→ **TASK TO CARRY OUT**
Copy each line of the entries below that contains the string "icon".

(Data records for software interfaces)
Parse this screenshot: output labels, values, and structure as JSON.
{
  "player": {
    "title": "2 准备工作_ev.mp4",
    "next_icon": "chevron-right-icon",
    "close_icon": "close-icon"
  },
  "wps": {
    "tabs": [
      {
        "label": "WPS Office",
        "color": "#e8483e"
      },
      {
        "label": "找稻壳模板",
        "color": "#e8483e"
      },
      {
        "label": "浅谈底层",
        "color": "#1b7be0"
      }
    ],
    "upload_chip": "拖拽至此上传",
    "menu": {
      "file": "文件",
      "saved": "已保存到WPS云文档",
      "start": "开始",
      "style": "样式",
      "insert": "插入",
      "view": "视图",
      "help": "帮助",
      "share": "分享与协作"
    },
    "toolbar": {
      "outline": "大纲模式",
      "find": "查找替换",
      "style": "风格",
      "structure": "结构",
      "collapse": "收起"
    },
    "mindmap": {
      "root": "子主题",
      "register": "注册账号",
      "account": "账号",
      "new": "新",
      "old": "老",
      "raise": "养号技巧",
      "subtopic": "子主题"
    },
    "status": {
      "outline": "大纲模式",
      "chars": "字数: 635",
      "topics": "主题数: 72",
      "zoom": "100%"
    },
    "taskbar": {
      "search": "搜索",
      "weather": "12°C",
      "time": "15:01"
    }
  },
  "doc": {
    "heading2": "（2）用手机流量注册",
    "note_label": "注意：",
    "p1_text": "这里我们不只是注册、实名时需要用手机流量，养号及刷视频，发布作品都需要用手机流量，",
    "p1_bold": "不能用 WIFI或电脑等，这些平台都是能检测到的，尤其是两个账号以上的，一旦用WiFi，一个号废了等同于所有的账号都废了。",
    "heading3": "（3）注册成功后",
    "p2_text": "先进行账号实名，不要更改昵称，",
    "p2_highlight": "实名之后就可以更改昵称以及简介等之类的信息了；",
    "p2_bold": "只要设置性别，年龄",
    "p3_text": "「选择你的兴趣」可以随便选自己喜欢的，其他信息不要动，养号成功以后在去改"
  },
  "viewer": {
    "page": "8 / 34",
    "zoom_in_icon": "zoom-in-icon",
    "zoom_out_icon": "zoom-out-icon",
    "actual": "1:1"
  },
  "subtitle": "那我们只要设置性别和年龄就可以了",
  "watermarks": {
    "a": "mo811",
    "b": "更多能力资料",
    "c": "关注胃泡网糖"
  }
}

→ **TASK RESPONSE**
    "next_icon": "chevron-right-icon",
    "close_icon": "close-icon"
    "zoom_in_icon": "zoom-in-icon",
    "zoom_out_icon": "zoom-out-icon",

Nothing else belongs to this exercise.